# Exercise directions:
The required output is all lines below that contain the word "office".

# Data shown:
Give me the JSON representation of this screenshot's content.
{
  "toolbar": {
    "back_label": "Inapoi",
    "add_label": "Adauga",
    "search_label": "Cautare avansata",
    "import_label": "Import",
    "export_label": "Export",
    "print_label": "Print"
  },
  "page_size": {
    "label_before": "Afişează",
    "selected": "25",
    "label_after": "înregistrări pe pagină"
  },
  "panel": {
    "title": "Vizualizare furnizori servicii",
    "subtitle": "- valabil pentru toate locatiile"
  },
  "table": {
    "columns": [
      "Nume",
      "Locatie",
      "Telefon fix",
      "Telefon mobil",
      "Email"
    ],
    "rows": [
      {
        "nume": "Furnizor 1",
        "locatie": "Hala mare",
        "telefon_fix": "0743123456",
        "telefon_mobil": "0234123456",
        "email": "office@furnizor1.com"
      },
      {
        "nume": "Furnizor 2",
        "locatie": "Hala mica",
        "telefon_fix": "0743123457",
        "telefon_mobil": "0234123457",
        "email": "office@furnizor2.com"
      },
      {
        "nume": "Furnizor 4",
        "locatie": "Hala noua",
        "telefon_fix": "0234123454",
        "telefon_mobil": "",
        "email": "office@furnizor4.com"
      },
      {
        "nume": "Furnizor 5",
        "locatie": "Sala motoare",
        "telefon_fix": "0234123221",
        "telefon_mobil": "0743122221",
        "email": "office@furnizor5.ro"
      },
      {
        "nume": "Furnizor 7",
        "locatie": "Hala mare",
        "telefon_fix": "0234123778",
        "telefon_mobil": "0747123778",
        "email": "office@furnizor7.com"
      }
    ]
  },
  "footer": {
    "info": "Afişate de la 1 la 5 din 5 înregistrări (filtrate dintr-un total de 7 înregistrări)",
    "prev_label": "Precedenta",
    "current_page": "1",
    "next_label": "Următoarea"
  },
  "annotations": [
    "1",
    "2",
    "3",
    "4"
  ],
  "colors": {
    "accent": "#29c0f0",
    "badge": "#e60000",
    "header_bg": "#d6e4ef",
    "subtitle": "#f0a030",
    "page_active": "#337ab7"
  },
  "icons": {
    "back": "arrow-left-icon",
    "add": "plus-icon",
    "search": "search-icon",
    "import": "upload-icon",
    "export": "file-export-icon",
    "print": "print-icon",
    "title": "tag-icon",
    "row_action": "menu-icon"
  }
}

# Written reply:
        "email": "office@furnizor1.com"
        "email": "office@furnizor2.com"
        "email": "office@furnizor4.com"
        "email": "office@furnizor5.ro"
        "email": "office@furnizor7.com"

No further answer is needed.